* _PROBLEM_
Go through the records and tally the lines that include the word "NTLM". The answer is that total alone.

(Page and application data records)

※

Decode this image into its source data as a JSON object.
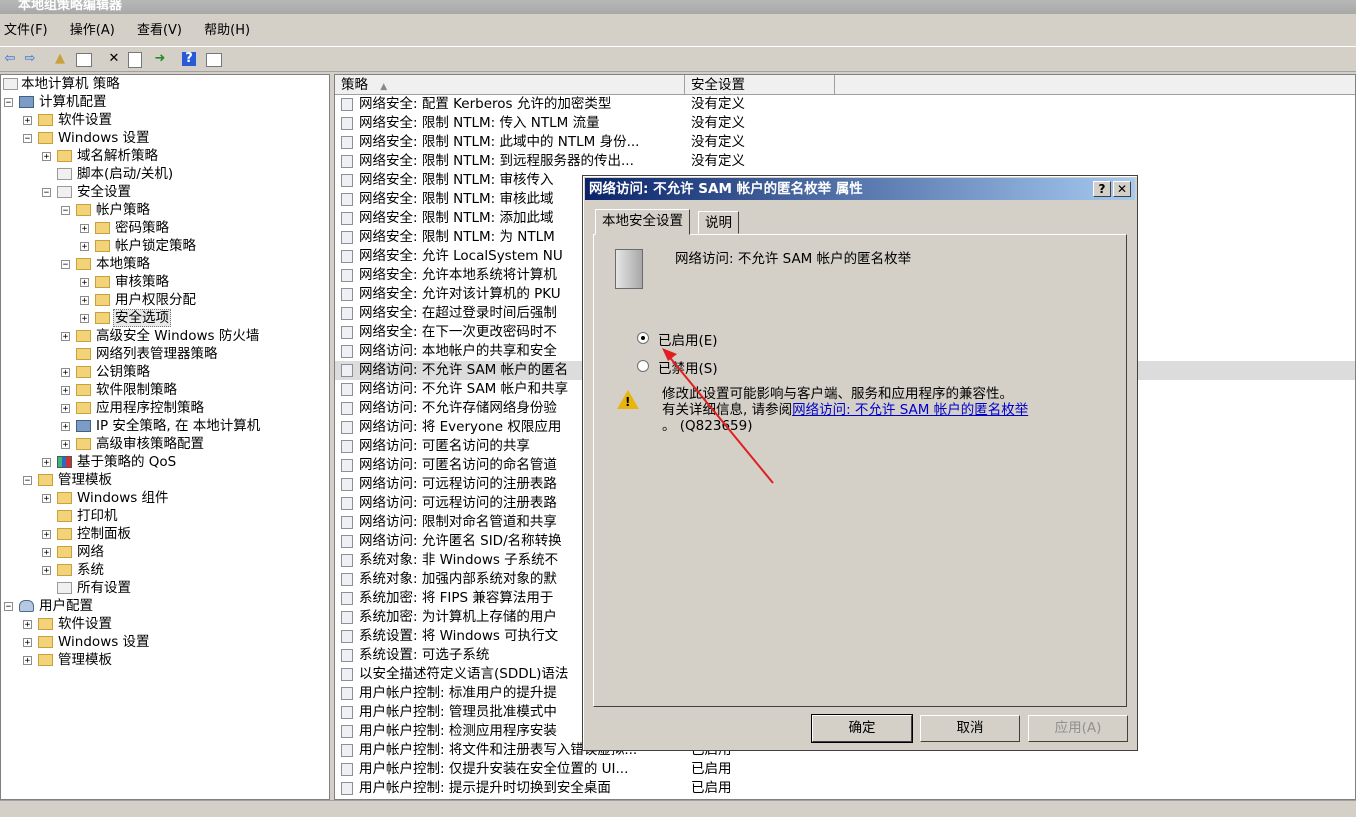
{
  "window": {
    "title": "本地组策略编辑器"
  },
  "menu": [
    "文件(F)",
    "操作(A)",
    "查看(V)",
    "帮助(H)"
  ],
  "toolbar": {
    "icons": [
      "back-icon",
      "forward-icon",
      "up-folder-icon",
      "show-hide-tree-icon",
      "delete-icon",
      "properties-icon",
      "export-icon",
      "help-icon",
      "view-icon"
    ]
  },
  "tree": {
    "root": "本地计算机 策略",
    "items": [
      {
        "label": "计算机配置"
      },
      {
        "label": "软件设置"
      },
      {
        "label": "Windows 设置"
      },
      {
        "label": "域名解析策略"
      },
      {
        "label": "脚本(启动/关机)"
      },
      {
        "label": "安全设置"
      },
      {
        "label": "帐户策略"
      },
      {
        "label": "密码策略"
      },
      {
        "label": "帐户锁定策略"
      },
      {
        "label": "本地策略"
      },
      {
        "label": "审核策略"
      },
      {
        "label": "用户权限分配"
      },
      {
        "label": "安全选项"
      },
      {
        "label": "高级安全 Windows 防火墙"
      },
      {
        "label": "网络列表管理器策略"
      },
      {
        "label": "公钥策略"
      },
      {
        "label": "软件限制策略"
      },
      {
        "label": "应用程序控制策略"
      },
      {
        "label": "IP 安全策略, 在 本地计算机"
      },
      {
        "label": "高级审核策略配置"
      },
      {
        "label": "基于策略的 QoS"
      },
      {
        "label": "管理模板"
      },
      {
        "label": "Windows 组件"
      },
      {
        "label": "打印机"
      },
      {
        "label": "控制面板"
      },
      {
        "label": "网络"
      },
      {
        "label": "系统"
      },
      {
        "label": "所有设置"
      },
      {
        "label": "用户配置"
      },
      {
        "label": "软件设置"
      },
      {
        "label": "Windows 设置"
      },
      {
        "label": "管理模板"
      }
    ]
  },
  "list": {
    "columns": [
      "策略",
      "安全设置"
    ],
    "rows": [
      {
        "name": "网络安全: 配置 Kerberos 允许的加密类型",
        "value": "没有定义"
      },
      {
        "name": "网络安全: 限制 NTLM: 传入 NTLM 流量",
        "value": "没有定义"
      },
      {
        "name": "网络安全: 限制 NTLM: 此域中的 NTLM 身份...",
        "value": "没有定义"
      },
      {
        "name": "网络安全: 限制 NTLM: 到远程服务器的传出...",
        "value": "没有定义"
      },
      {
        "name": "网络安全: 限制 NTLM: 审核传入",
        "value": ""
      },
      {
        "name": "网络安全: 限制 NTLM: 审核此域",
        "value": ""
      },
      {
        "name": "网络安全: 限制 NTLM: 添加此域",
        "value": ""
      },
      {
        "name": "网络安全: 限制 NTLM: 为 NTLM",
        "value": ""
      },
      {
        "name": "网络安全: 允许 LocalSystem NU",
        "value": ""
      },
      {
        "name": "网络安全: 允许本地系统将计算机",
        "value": ""
      },
      {
        "name": "网络安全: 允许对该计算机的 PKU",
        "value": ""
      },
      {
        "name": "网络安全: 在超过登录时间后强制",
        "value": ""
      },
      {
        "name": "网络安全: 在下一次更改密码时不",
        "value": ""
      },
      {
        "name": "网络访问: 本地帐户的共享和安全",
        "value": ""
      },
      {
        "name": "网络访问: 不允许 SAM 帐户的匿名",
        "value": ""
      },
      {
        "name": "网络访问: 不允许 SAM 帐户和共享",
        "value": ""
      },
      {
        "name": "网络访问: 不允许存储网络身份验",
        "value": ""
      },
      {
        "name": "网络访问: 将 Everyone 权限应用",
        "value": ""
      },
      {
        "name": "网络访问: 可匿名访问的共享",
        "value": ""
      },
      {
        "name": "网络访问: 可匿名访问的命名管道",
        "value": ""
      },
      {
        "name": "网络访问: 可远程访问的注册表路",
        "value": ""
      },
      {
        "name": "网络访问: 可远程访问的注册表路",
        "value": ""
      },
      {
        "name": "网络访问: 限制对命名管道和共享",
        "value": ""
      },
      {
        "name": "网络访问: 允许匿名 SID/名称转换",
        "value": ""
      },
      {
        "name": "系统对象: 非 Windows 子系统不",
        "value": ""
      },
      {
        "name": "系统对象: 加强内部系统对象的默",
        "value": ""
      },
      {
        "name": "系统加密: 将 FIPS 兼容算法用于",
        "value": ""
      },
      {
        "name": "系统加密: 为计算机上存储的用户",
        "value": ""
      },
      {
        "name": "系统设置: 将 Windows 可执行文",
        "value": ""
      },
      {
        "name": "系统设置: 可选子系统",
        "value": ""
      },
      {
        "name": "以安全描述符定义语言(SDDL)语法",
        "value": ""
      },
      {
        "name": "用户帐户控制: 标准用户的提升提",
        "value": ""
      },
      {
        "name": "用户帐户控制: 管理员批准模式中",
        "value": ""
      },
      {
        "name": "用户帐户控制: 检测应用程序安装",
        "value": ""
      },
      {
        "name": "用户帐户控制: 将文件和注册表写入错误虚拟...",
        "value": "已启用"
      },
      {
        "name": "用户帐户控制: 仅提升安装在安全位置的 UI...",
        "value": "已启用"
      },
      {
        "name": "用户帐户控制: 提示提升时切换到安全桌面",
        "value": "已启用"
      }
    ]
  },
  "dialog": {
    "title": "网络访问: 不允许 SAM 帐户的匿名枚举 属性",
    "help_btn": "?",
    "close_btn": "✕",
    "tabs": [
      "本地安全设置",
      "说明"
    ],
    "policy_name": "网络访问: 不允许 SAM 帐户的匿名枚举",
    "option_enabled": "已启用(E)",
    "option_disabled": "已禁用(S)",
    "selected": "enabled",
    "warning_line1": "修改此设置可能影响与客户端、服务和应用程序的兼容性。",
    "warning_line2_prefix": "有关详细信息, 请参阅",
    "warning_link": "网络访问: 不允许 SAM 帐户的匿名枚举",
    "warning_line3": "。 (Q823659)",
    "buttons": {
      "ok": "确定",
      "cancel": "取消",
      "apply": "应用(A)"
    }
  },
  "colors": {
    "annotation_arrow": "#e02020",
    "dialog_title_start": "#0a246a",
    "dialog_title_end": "#a6caf0",
    "link": "#0000cc"
  }
}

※

* _ANSWER TO THE PROBLEM_
7